#### Task data
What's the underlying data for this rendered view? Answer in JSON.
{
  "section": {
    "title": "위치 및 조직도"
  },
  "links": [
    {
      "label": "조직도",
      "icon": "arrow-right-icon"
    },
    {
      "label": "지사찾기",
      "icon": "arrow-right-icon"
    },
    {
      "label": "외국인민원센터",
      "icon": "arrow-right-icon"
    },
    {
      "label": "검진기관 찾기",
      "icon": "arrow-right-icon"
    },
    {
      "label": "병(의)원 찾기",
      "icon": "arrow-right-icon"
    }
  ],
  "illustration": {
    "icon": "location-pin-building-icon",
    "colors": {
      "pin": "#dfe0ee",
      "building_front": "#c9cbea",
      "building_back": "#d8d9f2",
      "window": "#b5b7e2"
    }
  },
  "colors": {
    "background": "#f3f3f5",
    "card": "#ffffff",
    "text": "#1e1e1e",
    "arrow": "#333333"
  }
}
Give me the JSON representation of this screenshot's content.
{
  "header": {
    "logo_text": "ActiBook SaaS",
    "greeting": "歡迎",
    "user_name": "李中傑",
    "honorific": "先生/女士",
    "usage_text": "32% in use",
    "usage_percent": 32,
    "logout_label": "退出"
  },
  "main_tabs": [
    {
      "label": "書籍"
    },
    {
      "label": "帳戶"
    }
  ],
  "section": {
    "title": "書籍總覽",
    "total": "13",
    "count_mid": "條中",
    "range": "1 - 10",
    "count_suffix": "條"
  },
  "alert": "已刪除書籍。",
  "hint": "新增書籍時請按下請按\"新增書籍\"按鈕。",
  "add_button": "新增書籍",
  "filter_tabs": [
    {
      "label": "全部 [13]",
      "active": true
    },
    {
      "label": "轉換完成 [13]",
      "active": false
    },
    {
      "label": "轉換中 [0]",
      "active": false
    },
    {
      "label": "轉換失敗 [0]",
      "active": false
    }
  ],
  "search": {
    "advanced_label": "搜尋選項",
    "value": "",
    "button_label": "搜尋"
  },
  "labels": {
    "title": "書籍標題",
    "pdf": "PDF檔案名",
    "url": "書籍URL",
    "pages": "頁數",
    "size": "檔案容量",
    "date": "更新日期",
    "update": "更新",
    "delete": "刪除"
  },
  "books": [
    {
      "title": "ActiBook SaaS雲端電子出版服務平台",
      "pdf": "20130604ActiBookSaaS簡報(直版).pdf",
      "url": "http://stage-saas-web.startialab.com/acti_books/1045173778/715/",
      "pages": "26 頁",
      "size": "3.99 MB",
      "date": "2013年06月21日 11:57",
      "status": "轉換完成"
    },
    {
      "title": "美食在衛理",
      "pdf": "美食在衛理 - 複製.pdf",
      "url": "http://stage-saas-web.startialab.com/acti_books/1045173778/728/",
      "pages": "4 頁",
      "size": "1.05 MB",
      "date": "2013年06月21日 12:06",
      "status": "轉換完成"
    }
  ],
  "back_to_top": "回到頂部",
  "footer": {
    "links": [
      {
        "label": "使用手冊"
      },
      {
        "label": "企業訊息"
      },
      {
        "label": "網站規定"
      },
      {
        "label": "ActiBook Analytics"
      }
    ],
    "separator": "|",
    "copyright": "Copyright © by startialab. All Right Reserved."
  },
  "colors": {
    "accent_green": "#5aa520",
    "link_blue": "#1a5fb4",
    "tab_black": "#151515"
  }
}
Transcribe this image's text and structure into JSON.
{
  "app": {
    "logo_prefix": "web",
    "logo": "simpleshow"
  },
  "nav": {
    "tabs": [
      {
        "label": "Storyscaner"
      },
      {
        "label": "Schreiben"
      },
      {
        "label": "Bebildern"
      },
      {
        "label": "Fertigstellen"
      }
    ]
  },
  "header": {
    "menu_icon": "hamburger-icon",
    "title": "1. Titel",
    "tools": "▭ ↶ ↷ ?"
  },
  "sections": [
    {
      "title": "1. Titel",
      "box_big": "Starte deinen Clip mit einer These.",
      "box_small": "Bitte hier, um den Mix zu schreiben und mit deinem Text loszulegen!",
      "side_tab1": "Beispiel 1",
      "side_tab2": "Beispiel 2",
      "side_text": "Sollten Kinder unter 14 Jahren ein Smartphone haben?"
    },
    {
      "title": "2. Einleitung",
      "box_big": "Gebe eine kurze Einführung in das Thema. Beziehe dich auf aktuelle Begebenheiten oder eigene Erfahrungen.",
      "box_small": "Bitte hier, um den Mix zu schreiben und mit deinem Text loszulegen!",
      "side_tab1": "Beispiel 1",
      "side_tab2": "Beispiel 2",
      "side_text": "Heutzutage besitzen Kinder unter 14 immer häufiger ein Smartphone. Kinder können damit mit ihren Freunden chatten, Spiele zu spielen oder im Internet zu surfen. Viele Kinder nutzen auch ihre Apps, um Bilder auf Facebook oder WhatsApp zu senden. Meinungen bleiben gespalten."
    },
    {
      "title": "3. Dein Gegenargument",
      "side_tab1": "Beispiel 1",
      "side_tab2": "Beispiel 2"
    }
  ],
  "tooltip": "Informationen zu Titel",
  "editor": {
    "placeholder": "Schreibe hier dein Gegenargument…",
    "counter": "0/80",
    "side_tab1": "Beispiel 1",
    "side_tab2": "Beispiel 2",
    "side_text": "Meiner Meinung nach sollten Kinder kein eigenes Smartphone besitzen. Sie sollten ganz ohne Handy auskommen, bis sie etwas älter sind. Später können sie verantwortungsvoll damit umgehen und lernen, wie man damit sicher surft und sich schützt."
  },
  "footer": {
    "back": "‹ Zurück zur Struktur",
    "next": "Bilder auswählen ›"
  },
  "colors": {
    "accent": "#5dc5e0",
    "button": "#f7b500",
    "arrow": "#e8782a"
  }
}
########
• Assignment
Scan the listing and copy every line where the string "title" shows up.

• Answer to the problem
    "title": "위치 및 조직도"
    "title": "書籍總覽",
    "title": "書籍標題",
      "title": "ActiBook SaaS雲端電子出版服務平台",
      "title": "美食在衛理",
    "title": "1. Titel",
      "title": "1. Titel",
      "title": "2. Einleitung",
      "title": "3. Dein Gegenargument",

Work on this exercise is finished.